verb (used with object), wove or especially for 5, weaved; wo·ven or wove; weav·ing.
verb (used without object), wove or especially for 9, weaved; wo·ven or wove; weav·ing.
- weave bead,
- weave in and out,
- weaver finch,
- weaver's hitch
Origin of weave
Examples from the Web for weave
I heard he helped you create Thanos, and weave him into the story.‘Guardians of the Galaxy’ Filmmaker James Gunn on His Glorious Space Opera and Rise to the A-List|Marlow Stern|August 3, 2014|DAILY BEAST
He compares himself to Scheherazade, whose survival was based on her ability to weave tale after tale.Confessions of a Death Camp Collaborator: Claude Lanzmann’s ‘The Last of the Unjust’|Jimmy So|February 7, 2014|DAILY BEAST

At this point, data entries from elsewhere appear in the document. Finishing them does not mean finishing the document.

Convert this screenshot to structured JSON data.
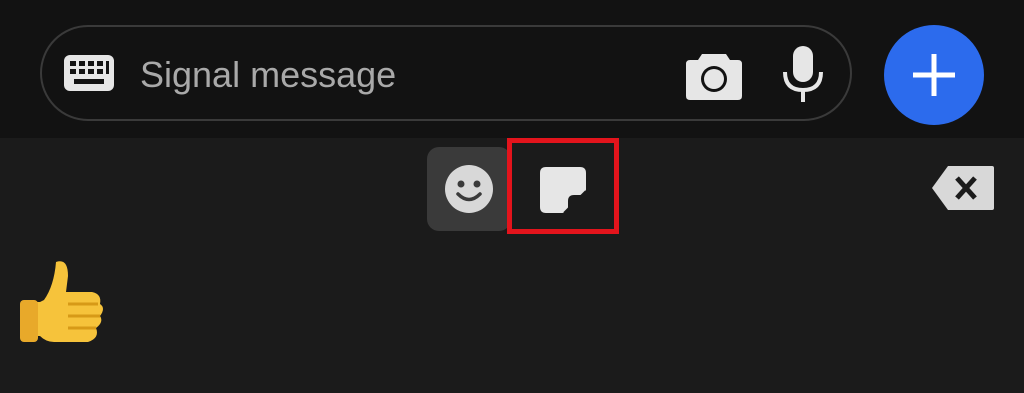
{
  "compose": {
    "placeholder": "Signal message",
    "value": "",
    "keyboard_icon": "keyboard-icon",
    "camera_icon": "camera-icon",
    "mic_icon": "microphone-icon",
    "attach_icon": "plus-icon"
  },
  "picker": {
    "tabs": [
      {
        "name": "emoji",
        "icon": "smiley-icon",
        "selected": true
      },
      {
        "name": "stickers",
        "icon": "sticker-icon",
        "selected": false,
        "highlighted": true
      }
    ],
    "backspace_icon": "backspace-icon",
    "emojis": [
      "👍"
    ]
  },
  "colors": {
    "background": "#1b1b1b",
    "top_bar": "#121212",
    "accent": "#2c6bed",
    "highlight": "#e3141c",
    "selected_tab": "#3a3a3a",
    "icon": "#e6e6e6"
  }
}
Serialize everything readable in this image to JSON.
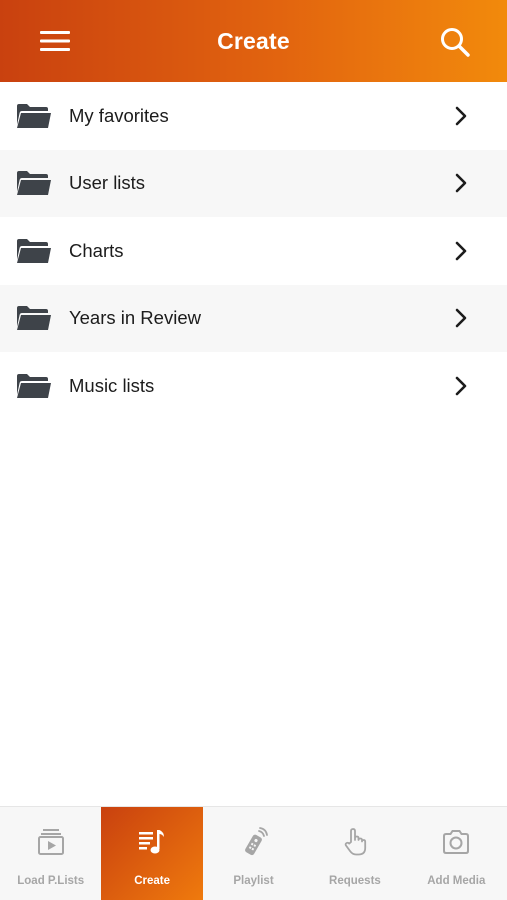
{
  "header": {
    "title": "Create",
    "menu_icon": "hamburger-menu-icon",
    "search_icon": "search-icon"
  },
  "list": {
    "items": [
      {
        "label": "My favorites",
        "icon": "folder-icon"
      },
      {
        "label": "User lists",
        "icon": "folder-icon"
      },
      {
        "label": "Charts",
        "icon": "folder-icon"
      },
      {
        "label": "Years in Review",
        "icon": "folder-icon"
      },
      {
        "label": "Music lists",
        "icon": "folder-icon"
      }
    ]
  },
  "tabbar": {
    "tabs": [
      {
        "label": "Load P.Lists",
        "icon": "load-playlists-icon",
        "active": false
      },
      {
        "label": "Create",
        "icon": "music-list-icon",
        "active": true
      },
      {
        "label": "Playlist",
        "icon": "remote-control-icon",
        "active": false
      },
      {
        "label": "Requests",
        "icon": "hand-pointer-icon",
        "active": false
      },
      {
        "label": "Add Media",
        "icon": "camera-icon",
        "active": false
      }
    ]
  },
  "colors": {
    "header_gradient_start": "#c9410f",
    "header_gradient_end": "#f28a0c",
    "icon_dark": "#3e4349",
    "tab_inactive": "#a6a6a6"
  }
}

All of that material could weave through the game preparation chronology.The Night Vince Lombardi Lay Awake Brooding Over a 49-0 Win|W.C. Heinz|January 25, 2014|DAILY BEAST

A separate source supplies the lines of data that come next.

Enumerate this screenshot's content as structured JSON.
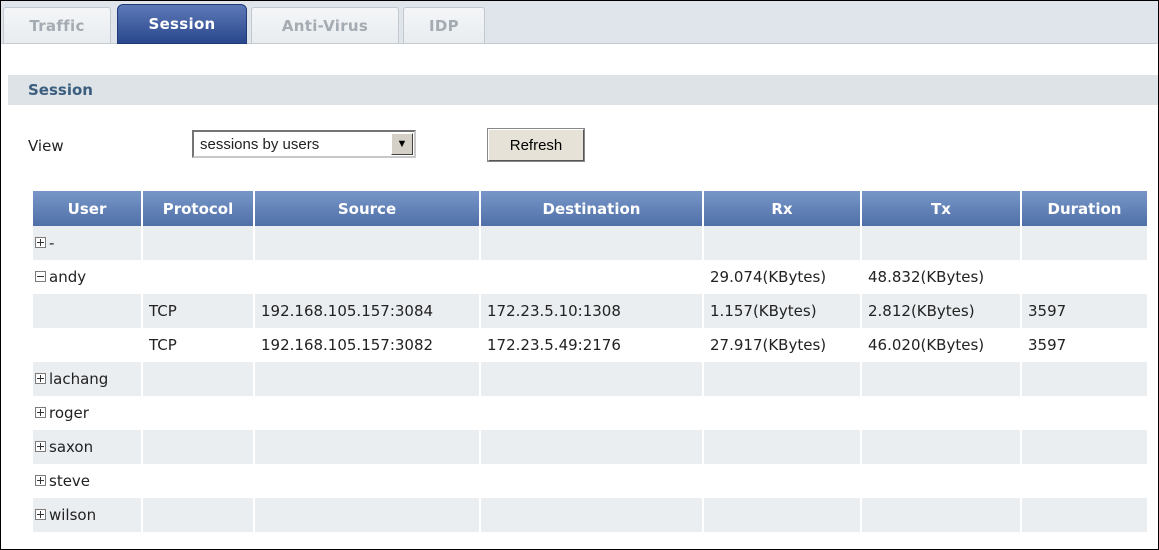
{
  "tabs": [
    {
      "label": "Traffic",
      "active": false
    },
    {
      "label": "Session",
      "active": true
    },
    {
      "label": "Anti-Virus",
      "active": false
    },
    {
      "label": "IDP",
      "active": false
    }
  ],
  "section": {
    "title": "Session"
  },
  "controls": {
    "view_label": "View",
    "view_selected": "sessions by users",
    "refresh_label": "Refresh"
  },
  "table": {
    "columns": [
      "User",
      "Protocol",
      "Source",
      "Destination",
      "Rx",
      "Tx",
      "Duration"
    ],
    "rows": [
      {
        "user": "-",
        "expanded": false,
        "protocol": "",
        "source": "",
        "destination": "",
        "rx": "",
        "tx": "",
        "duration": ""
      },
      {
        "user": "andy",
        "expanded": true,
        "protocol": "",
        "source": "",
        "destination": "",
        "rx": "29.074(KBytes)",
        "tx": "48.832(KBytes)",
        "duration": ""
      },
      {
        "user": "",
        "protocol": "TCP",
        "source": "192.168.105.157:3084",
        "destination": "172.23.5.10:1308",
        "rx": "1.157(KBytes)",
        "tx": "2.812(KBytes)",
        "duration": "3597"
      },
      {
        "user": "",
        "protocol": "TCP",
        "source": "192.168.105.157:3082",
        "destination": "172.23.5.49:2176",
        "rx": "27.917(KBytes)",
        "tx": "46.020(KBytes)",
        "duration": "3597"
      },
      {
        "user": "lachang",
        "expanded": false,
        "protocol": "",
        "source": "",
        "destination": "",
        "rx": "",
        "tx": "",
        "duration": ""
      },
      {
        "user": "roger",
        "expanded": false,
        "protocol": "",
        "source": "",
        "destination": "",
        "rx": "",
        "tx": "",
        "duration": ""
      },
      {
        "user": "saxon",
        "expanded": false,
        "protocol": "",
        "source": "",
        "destination": "",
        "rx": "",
        "tx": "",
        "duration": ""
      },
      {
        "user": "steve",
        "expanded": false,
        "protocol": "",
        "source": "",
        "destination": "",
        "rx": "",
        "tx": "",
        "duration": ""
      },
      {
        "user": "wilson",
        "expanded": false,
        "protocol": "",
        "source": "",
        "destination": "",
        "rx": "",
        "tx": "",
        "duration": ""
      }
    ]
  },
  "colors": {
    "active_tab": "#29478c",
    "header_bg": "#5f7fb8",
    "section_bg": "#dde3e7",
    "row_alt": "#eaeef1"
  }
}
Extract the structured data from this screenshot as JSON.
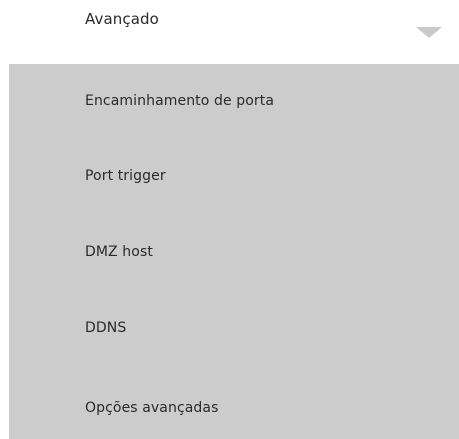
{
  "dropdown": {
    "title": "Avançado",
    "chevron_icon": "chevron-down-icon",
    "chevron_color": "#c9c9c9"
  },
  "menu": {
    "background": "#cccccc",
    "items": [
      {
        "label": "Encaminhamento de porta"
      },
      {
        "label": "Port trigger"
      },
      {
        "label": "DMZ host"
      },
      {
        "label": "DDNS"
      },
      {
        "label": "Opções avançadas"
      }
    ]
  }
}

Her favorite conceit is to weave unconnected news snippets into over-the-top fantasy sequences—some set in the future!Sarah Palin Serves Up a Healthy Serving of Venom in Her Christmas Book|Michelle Cottle|November 16, 2013|DAILY BEAST
Back in July, a whirling household appliance caught her by the weave.Ellen Sings ‘The Fox,’ Ride on an Eagle’s Wing & More Viral Videos|Julian E. Wright|September 21, 2013|DAILY BEAST
And who could possibly have taken the trouble to weave all this romance about me?Tony Butler|Charles James Lever
This new experience appeared to dignify their relation, and weave them together with a new strand.Dr. Heidenhoff's Process|Edward Bellamy
He pulled a few rushes from the margin, and began to weave a sort of basket.Charles Auchester, Volume 1 of 2|Elizabeth Sheppard
People who study economy from principle will never adopt anything extreme in weave, or color, or make.Textiles and Clothing|Kate Heintz Watson
To go see Sasebo we have to walk along the flight deck, and weave in and out among all those planes, okay.Dave Dawson on Guadalcanal|Robert Sydney Bowen
verb weaves, weaving, wove, weaved, woven or weaved
Word Origin for weave
Old English wefan "form by interlacing yarn" (class V strong verb; past tense wæf, past participle wefen), from Proto-Germanic *weban (cf. Old Norse vefa, Middle Low German, Middle Dutch, Dutch weven, Old High German weban, German weben "to weave"), from PIE *webh- "to weave;" also "to move quickly" (cf. Sanskrit ubhnati "he laces together," Persian baftan "to weave," Greek hyphe, hyphos "web," Old English webb "web").
Extended sense of "combine into a whole" is from late 14c.; meaning "go by twisting and turning" is first found 1590s. Sense in boxing is from 1818. Related: Wove; weaved; weaving.
"method or pattern of weaving," 1888, from weave (v.).